[Today] Cheap hawker food comes at a social cost

While it is understandable that many Singaporeans treasure the rich heritage of our hawker centres, many may not have noticed that hawker centres are an anachronism for a high-income country like Singapore. Most high-income countries have street hawkers at some point of their history but abundant cheap, cooked food is becoming a relic. Hong Kong, a city very similar to Singapore, does not have many street hawkers or hawker centres left. Most have moved up the value chain to mid-priced cafes.

Hawker centres require a large number of auxiliary workers such as stall helpers, cleaners and dishwashers. In order to keep costs down, the wages of these auxiliary workers will have to be kept low.

The reason hawker centres are able to survive in Singapore, but not in most high-income countries, is that there is still an abundant supply of low-wage workers in Singapore, either from the low-skilled elderly workers or foreign workers.
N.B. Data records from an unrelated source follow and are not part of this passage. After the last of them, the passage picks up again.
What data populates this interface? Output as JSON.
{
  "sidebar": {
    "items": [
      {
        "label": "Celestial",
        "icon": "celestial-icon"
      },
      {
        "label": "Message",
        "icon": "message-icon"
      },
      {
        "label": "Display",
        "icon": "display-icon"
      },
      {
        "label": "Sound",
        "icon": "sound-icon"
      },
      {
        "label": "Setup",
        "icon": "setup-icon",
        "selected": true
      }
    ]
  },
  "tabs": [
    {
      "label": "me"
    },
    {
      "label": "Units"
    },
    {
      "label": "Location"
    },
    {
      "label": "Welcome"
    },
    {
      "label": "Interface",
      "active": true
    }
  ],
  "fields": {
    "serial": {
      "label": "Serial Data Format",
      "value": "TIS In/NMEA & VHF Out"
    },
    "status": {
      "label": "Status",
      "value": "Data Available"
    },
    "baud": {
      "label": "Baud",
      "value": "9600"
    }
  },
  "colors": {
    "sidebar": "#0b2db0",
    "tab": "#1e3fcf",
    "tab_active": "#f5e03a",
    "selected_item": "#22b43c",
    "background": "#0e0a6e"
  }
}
I believe it is this, rather than the cheap rental charged by the government, that is sustaining our hawker centre culture. Therefore, the consequence of continuing to support the hawker centre culture may be the need to continue to depress the wage of local low-skilled workers or import more foreign workers. Singaporeans will need to be aware and weigh the social costs of continuing to have abundant cheap cooked food.

One may argue that hawker centres are necessary to provide cheap food to the lower-income group. However, we need to distinguish between providing cheap food and cheap cooked food. It is always cheaper and healthier to cook one’s meal. Without hawker centres, the lower-income group could just choose the better option.

Therefore, while I agree that it is important to preserve our food heritage and its authenticity, it may not necessarily mean that it should be through the hawker centres in their present form.